Search the data for the word "arrow" and copy every line that contains it.

Records for this task:
◇ ◇ ◇ ◇ ◇
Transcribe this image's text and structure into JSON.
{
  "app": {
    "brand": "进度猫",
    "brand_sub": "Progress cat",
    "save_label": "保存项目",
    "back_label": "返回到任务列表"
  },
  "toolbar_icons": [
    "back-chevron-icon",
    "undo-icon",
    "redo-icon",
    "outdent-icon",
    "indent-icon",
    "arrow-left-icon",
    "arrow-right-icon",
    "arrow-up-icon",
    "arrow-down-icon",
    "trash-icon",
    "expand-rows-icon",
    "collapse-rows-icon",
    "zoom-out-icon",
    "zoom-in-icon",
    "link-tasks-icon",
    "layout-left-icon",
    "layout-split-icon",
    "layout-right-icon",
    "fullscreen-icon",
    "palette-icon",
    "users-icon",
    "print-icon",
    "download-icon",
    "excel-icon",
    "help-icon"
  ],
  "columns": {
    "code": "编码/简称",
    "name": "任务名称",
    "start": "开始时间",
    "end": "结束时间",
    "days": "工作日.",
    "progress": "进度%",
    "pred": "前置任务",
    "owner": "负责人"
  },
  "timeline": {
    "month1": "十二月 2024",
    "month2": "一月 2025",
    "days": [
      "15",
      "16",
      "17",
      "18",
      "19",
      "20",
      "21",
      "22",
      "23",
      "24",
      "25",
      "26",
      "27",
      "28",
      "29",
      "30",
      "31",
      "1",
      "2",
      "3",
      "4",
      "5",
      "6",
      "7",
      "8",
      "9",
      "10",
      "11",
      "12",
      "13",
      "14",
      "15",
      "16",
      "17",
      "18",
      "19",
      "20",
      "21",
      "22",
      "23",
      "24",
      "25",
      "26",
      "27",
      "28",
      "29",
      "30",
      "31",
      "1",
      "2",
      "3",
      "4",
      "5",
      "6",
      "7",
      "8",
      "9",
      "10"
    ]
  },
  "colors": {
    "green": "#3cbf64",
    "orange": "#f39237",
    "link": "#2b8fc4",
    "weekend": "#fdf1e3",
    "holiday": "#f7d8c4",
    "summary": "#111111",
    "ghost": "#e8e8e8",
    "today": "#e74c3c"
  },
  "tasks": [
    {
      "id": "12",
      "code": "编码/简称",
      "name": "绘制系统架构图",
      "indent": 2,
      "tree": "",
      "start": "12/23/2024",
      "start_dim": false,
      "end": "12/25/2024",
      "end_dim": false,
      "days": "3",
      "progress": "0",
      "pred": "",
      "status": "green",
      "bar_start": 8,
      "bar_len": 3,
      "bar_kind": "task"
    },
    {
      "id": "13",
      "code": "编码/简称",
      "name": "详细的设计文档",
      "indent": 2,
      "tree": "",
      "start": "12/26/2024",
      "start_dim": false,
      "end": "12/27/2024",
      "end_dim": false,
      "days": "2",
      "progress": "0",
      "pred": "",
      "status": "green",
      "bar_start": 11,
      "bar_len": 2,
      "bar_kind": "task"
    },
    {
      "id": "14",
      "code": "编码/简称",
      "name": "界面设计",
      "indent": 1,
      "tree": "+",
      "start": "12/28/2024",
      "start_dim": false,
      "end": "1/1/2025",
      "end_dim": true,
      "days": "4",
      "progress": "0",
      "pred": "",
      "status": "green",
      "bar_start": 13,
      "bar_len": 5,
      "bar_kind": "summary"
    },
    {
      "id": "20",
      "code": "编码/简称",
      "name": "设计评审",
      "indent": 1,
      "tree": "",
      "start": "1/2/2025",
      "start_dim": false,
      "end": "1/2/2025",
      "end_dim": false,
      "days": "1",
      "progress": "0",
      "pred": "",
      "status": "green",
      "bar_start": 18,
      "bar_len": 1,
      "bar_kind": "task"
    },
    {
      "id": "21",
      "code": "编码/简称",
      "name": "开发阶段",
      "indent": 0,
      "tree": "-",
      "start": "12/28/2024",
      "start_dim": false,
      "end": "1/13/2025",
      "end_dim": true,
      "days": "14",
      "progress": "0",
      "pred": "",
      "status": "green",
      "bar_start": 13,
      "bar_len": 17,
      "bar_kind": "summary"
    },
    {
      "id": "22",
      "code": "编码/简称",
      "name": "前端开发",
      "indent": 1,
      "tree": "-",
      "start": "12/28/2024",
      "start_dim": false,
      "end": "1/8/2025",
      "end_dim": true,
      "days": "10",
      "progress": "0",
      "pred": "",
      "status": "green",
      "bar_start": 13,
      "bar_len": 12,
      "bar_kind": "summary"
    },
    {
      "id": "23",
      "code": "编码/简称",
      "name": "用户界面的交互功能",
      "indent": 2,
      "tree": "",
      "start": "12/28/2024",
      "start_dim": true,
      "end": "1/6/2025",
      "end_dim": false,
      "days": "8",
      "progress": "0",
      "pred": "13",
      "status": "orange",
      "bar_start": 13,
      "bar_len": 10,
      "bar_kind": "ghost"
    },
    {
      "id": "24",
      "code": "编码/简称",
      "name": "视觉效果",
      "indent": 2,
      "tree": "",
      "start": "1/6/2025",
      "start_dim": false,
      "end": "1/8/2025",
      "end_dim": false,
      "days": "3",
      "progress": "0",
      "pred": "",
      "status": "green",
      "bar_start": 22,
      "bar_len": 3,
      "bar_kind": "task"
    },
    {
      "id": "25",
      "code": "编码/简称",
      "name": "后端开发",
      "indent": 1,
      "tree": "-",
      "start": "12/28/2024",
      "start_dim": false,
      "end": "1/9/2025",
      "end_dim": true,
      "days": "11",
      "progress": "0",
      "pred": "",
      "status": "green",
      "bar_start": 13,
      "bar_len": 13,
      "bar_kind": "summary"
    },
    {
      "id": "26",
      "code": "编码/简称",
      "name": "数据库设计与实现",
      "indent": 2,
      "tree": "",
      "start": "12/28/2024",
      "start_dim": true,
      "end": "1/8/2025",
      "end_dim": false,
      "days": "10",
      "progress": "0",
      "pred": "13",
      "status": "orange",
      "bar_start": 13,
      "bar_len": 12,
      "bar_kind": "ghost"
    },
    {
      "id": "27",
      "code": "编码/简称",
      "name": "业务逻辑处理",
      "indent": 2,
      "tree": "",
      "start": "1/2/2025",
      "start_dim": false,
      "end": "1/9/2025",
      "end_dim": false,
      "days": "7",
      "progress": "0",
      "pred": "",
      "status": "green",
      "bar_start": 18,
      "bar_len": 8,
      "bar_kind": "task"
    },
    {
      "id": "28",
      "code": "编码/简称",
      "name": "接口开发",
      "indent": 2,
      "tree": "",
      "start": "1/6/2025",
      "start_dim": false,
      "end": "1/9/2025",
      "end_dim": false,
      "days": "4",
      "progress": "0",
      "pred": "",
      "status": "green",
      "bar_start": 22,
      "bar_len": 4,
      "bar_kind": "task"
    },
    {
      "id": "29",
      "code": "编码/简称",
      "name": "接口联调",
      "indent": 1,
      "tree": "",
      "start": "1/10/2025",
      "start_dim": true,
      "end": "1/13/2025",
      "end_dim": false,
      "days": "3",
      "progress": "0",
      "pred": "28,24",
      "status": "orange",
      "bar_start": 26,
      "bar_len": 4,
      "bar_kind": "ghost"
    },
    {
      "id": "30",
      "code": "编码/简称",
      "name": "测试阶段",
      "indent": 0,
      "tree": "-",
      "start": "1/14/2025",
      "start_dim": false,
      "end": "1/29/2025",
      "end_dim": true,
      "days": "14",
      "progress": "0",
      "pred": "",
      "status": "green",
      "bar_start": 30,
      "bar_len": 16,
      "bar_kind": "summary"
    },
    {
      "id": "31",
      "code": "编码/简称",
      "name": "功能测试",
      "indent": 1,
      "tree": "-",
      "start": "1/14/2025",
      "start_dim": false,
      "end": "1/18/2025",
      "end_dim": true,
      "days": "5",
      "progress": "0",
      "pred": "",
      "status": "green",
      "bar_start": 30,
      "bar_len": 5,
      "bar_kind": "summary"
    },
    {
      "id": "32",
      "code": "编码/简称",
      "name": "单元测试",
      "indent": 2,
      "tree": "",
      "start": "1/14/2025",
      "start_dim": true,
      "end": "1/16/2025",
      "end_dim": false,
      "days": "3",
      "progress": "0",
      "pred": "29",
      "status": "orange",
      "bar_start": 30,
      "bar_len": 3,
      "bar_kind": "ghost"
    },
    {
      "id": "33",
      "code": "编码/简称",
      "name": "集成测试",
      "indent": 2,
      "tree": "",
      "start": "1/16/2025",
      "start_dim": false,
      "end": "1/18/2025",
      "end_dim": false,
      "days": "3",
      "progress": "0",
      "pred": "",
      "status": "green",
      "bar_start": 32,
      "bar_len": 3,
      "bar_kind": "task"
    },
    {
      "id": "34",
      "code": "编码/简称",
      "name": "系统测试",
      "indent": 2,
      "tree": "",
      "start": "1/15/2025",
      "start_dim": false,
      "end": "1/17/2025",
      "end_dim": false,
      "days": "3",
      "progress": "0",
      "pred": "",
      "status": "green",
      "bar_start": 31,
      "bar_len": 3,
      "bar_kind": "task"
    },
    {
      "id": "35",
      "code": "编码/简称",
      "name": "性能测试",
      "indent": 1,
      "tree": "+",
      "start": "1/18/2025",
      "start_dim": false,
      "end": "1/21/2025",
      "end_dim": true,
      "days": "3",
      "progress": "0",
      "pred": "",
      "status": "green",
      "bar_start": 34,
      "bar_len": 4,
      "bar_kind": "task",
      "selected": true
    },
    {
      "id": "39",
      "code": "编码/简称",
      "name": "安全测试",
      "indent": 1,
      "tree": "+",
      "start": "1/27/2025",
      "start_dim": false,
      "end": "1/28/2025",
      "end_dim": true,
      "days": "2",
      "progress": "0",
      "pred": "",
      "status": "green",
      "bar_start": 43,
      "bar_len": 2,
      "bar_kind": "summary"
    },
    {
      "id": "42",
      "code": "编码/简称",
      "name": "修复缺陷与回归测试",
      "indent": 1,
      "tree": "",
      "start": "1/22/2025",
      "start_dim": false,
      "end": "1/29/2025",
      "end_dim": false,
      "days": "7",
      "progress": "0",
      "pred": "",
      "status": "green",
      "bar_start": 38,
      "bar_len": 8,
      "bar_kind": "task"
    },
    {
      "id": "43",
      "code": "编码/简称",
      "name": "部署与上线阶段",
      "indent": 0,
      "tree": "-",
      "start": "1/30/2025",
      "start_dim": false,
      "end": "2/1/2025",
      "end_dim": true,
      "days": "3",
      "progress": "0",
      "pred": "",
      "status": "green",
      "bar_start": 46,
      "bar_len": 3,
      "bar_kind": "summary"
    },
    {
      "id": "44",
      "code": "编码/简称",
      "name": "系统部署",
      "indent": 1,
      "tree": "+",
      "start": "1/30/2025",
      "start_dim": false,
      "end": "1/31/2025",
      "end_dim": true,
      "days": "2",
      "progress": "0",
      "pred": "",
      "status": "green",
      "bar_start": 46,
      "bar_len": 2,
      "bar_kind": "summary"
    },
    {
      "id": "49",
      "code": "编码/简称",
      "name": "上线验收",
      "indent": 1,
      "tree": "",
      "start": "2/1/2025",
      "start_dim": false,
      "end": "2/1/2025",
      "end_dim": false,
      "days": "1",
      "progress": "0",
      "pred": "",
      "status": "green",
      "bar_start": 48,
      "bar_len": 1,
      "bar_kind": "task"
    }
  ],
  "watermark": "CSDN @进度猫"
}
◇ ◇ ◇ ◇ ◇
Answer area:
    "arrow-left-icon",
    "arrow-right-icon",
    "arrow-up-icon",
    "arrow-down-icon",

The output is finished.